Data records for software interfaces
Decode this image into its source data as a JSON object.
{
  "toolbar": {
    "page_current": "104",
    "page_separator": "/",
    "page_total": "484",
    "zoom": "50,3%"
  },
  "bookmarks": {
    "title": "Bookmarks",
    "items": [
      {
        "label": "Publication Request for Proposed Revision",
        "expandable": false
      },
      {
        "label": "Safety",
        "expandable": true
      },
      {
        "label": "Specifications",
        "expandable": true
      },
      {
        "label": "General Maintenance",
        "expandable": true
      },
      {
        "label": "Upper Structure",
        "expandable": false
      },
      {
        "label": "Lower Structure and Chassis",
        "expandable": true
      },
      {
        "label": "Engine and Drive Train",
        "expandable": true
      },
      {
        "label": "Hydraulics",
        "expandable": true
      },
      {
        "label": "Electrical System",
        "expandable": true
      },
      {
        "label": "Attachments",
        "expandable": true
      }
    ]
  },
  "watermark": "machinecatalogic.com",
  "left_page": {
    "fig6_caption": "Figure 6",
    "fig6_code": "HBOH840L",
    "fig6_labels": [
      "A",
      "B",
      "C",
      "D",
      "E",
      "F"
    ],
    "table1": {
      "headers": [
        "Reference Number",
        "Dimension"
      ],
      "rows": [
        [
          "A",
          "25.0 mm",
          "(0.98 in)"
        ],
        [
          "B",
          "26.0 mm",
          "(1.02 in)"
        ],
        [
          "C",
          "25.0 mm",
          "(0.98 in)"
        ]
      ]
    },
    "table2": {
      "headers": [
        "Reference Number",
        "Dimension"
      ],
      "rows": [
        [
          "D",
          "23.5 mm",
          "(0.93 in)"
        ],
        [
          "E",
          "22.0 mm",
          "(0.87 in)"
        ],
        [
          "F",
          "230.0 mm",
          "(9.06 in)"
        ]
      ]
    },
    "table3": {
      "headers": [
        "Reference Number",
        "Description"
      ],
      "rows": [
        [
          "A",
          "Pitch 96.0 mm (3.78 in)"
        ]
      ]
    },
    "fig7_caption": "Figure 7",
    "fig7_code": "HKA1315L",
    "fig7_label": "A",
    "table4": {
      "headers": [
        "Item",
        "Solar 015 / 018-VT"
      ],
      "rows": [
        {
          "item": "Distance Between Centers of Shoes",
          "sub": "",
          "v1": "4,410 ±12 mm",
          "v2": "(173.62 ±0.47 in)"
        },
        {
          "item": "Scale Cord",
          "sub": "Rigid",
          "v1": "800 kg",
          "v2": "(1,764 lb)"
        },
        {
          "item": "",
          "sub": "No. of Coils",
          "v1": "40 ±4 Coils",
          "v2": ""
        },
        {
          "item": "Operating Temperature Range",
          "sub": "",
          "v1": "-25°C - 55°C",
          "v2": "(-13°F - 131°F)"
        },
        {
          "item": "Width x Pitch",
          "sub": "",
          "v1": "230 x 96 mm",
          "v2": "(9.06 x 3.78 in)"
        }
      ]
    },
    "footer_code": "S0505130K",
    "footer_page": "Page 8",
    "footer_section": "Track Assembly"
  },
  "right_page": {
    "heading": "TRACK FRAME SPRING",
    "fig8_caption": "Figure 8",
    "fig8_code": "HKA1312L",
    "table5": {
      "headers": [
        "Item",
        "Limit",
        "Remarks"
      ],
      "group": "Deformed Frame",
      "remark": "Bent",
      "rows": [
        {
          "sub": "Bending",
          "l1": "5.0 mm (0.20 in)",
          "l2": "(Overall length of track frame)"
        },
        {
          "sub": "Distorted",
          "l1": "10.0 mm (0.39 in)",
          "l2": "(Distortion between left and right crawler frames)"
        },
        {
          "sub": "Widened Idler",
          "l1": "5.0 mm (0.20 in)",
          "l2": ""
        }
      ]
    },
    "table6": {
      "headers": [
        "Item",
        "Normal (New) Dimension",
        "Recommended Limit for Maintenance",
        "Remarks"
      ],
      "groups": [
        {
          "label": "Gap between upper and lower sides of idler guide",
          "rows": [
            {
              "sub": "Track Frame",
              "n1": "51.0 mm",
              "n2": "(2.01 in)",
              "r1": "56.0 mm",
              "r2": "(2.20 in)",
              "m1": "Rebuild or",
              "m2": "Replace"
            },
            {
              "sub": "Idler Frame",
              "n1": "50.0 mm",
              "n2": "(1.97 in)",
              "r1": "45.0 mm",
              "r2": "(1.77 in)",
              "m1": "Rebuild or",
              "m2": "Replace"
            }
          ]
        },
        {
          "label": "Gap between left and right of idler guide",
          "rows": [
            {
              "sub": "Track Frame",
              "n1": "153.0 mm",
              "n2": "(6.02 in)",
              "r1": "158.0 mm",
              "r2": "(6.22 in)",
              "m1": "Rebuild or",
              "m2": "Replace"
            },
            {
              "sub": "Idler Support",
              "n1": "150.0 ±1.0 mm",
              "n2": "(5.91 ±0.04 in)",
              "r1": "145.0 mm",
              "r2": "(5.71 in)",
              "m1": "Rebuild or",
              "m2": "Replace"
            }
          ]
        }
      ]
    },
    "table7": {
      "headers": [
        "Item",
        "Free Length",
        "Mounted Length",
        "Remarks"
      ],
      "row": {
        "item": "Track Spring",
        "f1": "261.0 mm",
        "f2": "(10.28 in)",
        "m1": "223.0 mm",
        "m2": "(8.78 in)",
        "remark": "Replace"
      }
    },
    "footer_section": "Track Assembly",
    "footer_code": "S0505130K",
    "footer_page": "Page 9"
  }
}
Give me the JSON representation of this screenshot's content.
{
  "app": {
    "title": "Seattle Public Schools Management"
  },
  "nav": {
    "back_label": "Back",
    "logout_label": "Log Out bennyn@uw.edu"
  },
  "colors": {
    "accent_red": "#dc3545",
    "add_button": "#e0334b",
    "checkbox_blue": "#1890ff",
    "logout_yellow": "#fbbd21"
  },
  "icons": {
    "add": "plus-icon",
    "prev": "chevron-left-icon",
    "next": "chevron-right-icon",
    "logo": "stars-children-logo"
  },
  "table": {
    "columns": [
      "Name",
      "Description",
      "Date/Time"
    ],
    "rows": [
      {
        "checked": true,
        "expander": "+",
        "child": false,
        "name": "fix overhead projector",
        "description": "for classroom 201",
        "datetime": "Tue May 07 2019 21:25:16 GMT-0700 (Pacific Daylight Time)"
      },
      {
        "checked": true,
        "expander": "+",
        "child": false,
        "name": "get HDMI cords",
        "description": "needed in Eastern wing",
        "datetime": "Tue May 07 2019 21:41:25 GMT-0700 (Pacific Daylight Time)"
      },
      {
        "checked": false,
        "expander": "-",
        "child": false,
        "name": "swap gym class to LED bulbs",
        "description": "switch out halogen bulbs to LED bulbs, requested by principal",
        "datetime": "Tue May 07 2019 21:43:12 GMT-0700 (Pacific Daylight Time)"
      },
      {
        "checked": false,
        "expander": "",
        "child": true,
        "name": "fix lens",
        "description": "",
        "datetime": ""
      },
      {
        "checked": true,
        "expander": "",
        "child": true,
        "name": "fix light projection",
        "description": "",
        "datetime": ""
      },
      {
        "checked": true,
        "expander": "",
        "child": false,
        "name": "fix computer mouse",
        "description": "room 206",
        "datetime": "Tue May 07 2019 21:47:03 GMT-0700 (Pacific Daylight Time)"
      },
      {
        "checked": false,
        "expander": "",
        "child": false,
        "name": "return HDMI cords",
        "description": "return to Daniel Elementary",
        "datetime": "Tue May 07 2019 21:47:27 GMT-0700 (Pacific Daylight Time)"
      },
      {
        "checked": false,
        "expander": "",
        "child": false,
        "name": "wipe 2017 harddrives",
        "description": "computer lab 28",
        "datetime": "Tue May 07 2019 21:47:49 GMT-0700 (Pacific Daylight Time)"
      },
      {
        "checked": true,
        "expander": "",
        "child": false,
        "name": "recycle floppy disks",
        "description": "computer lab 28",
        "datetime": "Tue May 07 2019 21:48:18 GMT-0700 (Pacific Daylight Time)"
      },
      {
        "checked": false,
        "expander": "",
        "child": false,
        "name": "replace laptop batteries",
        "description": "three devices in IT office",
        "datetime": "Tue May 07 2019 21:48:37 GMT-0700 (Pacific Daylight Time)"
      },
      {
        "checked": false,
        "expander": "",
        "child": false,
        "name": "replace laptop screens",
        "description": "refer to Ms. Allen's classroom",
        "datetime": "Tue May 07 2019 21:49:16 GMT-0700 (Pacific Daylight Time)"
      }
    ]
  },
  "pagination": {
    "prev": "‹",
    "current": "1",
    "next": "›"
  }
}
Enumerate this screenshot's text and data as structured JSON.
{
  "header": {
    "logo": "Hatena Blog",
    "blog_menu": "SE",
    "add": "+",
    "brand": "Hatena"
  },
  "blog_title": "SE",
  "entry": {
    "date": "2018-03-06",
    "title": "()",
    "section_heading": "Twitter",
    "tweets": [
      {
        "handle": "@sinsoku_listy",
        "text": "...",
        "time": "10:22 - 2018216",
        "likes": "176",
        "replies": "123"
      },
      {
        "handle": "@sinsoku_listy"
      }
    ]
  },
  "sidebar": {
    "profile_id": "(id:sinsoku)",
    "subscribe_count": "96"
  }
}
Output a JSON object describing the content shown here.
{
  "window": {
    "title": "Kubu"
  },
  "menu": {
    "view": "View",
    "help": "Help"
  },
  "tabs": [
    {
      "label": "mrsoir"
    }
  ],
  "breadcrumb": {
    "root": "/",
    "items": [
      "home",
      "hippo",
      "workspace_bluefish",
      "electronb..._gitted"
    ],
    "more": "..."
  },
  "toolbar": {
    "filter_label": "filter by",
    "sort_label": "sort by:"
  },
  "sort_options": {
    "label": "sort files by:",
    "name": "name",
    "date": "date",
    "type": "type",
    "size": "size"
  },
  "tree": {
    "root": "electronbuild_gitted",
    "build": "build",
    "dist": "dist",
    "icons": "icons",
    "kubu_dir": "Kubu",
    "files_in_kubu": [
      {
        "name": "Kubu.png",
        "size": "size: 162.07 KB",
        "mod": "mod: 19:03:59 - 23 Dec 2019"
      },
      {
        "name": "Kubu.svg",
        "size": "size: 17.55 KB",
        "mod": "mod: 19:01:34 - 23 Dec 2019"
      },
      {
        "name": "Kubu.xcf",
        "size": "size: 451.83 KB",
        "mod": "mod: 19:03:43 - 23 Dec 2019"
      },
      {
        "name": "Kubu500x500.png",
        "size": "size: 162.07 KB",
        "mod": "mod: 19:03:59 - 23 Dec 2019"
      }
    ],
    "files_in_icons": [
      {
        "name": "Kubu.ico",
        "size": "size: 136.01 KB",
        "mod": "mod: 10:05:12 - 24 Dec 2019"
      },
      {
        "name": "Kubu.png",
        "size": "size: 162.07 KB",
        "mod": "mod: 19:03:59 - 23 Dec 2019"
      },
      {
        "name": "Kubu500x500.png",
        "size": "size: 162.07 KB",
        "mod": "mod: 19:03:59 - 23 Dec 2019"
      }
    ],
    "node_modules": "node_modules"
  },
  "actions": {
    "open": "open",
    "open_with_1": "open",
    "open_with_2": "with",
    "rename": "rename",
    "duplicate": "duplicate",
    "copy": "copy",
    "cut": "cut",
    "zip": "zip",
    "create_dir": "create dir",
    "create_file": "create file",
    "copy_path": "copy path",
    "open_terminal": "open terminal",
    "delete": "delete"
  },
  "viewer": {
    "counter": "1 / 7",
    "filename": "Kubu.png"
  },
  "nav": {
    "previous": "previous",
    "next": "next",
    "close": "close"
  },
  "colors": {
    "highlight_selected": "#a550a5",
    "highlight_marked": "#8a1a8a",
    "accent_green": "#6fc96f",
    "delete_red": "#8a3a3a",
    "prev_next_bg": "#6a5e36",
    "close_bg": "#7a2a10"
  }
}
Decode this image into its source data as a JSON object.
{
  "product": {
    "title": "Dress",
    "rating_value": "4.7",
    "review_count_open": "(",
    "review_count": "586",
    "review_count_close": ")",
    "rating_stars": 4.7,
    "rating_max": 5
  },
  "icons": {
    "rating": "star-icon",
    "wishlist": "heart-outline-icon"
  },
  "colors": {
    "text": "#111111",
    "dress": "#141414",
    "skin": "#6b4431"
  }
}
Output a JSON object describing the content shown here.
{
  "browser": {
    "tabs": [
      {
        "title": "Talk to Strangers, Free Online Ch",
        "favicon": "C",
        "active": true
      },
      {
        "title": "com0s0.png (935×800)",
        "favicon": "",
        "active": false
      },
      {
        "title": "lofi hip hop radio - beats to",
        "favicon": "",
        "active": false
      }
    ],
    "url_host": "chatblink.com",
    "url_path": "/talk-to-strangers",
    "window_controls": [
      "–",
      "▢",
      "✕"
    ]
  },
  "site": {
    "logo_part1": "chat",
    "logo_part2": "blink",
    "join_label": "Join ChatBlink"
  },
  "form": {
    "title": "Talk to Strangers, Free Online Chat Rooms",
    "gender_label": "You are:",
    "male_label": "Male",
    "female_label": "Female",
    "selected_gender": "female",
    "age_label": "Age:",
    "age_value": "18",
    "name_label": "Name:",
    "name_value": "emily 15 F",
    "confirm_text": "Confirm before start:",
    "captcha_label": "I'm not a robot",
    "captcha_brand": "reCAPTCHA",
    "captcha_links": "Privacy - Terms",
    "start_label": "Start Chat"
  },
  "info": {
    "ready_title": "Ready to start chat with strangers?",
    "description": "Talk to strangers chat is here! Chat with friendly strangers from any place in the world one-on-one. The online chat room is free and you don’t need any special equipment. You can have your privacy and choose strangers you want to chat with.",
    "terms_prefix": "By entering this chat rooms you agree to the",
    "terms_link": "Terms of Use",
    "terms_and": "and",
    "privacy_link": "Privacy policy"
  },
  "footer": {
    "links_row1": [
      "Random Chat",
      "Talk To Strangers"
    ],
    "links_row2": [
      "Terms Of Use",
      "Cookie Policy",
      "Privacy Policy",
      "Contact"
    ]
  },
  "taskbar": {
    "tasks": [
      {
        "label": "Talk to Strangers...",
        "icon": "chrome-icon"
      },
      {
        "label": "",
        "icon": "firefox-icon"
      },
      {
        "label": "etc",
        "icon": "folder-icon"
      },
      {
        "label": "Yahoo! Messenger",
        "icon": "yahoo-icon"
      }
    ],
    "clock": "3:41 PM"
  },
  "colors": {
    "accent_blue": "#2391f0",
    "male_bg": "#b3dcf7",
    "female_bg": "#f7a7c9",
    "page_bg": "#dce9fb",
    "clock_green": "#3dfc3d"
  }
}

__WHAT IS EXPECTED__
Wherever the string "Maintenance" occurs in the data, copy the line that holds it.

__RESULT BELOW__
        "label": "General Maintenance",
        "Recommended Limit for Maintenance",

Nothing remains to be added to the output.